Catherine McAuliffe, Sweta Saxena, and Masafumi Yabara
INTERNATIONAL MONETARY FUND
The East African Community (EAC) has been among the fastest growing regions in sub-Saharan Africa in the past decade or so. Nonetheless, the recent growth path will not be enough to achieve middle-income status and substantial poverty reduction by the end of the decade-the ambition of most countries in the region. This paper builds on methodologies established in the growth literature to identify a group of countries that achieved growth accelerations and sustained growth to use as benchmarks to evaluate the prospects, and potential constraints, for EAC countries to translate their recent growth upturn into sustained high growth. We find that EAC countries compare favorably to the group of sustained growth countries-macroeconomic and government stability, favorable business climate, and strong institutions-but important differences remain. EAC countries have a smaller share of exports, lower degree of financial deepening, lower levels of domestic savings, higher reliance on donor aid, and limited physical infrastructure and human capital.
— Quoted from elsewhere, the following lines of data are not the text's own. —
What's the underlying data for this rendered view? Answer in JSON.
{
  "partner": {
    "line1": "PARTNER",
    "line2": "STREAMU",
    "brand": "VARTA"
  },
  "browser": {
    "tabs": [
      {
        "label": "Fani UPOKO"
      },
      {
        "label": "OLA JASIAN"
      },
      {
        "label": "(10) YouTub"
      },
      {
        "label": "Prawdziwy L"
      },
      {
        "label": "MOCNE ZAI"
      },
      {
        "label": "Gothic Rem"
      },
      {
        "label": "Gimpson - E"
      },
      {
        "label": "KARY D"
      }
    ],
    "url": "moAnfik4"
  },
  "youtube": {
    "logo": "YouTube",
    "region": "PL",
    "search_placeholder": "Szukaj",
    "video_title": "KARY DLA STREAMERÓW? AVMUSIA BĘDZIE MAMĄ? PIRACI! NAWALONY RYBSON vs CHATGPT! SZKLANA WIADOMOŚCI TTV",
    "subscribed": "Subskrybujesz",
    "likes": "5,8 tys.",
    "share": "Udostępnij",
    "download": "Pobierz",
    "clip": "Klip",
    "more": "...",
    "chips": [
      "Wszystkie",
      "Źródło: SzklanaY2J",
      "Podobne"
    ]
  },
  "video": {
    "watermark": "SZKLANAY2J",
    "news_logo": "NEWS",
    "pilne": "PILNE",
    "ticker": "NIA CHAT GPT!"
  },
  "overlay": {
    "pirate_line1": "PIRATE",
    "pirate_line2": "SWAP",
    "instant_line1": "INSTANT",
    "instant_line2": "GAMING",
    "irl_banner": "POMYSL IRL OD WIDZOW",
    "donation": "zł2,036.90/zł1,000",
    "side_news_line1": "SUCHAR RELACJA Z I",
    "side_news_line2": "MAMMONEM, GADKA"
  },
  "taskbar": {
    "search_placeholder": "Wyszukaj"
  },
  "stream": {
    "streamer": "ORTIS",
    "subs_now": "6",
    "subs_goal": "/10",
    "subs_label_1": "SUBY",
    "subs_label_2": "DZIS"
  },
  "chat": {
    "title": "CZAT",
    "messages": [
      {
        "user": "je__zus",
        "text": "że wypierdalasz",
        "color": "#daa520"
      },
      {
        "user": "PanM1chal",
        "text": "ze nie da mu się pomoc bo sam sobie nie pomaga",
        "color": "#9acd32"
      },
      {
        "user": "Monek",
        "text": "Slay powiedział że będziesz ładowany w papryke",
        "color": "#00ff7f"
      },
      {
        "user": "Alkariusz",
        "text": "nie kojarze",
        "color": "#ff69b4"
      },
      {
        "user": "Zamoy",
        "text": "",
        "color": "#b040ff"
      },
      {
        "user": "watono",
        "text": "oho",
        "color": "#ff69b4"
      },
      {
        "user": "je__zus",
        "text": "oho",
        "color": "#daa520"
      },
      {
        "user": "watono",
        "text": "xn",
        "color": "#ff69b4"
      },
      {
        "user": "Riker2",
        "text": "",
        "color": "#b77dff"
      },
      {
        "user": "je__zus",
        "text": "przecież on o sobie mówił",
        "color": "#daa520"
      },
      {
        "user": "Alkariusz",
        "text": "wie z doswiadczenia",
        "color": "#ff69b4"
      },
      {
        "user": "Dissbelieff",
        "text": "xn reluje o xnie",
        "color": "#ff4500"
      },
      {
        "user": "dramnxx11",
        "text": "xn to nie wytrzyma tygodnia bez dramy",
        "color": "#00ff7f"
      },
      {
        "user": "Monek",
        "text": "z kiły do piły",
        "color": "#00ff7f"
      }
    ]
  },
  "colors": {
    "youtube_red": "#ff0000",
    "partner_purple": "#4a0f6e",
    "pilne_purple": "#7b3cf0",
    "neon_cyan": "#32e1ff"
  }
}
Policy choices to address some of these shortcomings could make a difference in whether the EAC follows the path of sustained growth or follows other countries where growth upturns later fizzled out.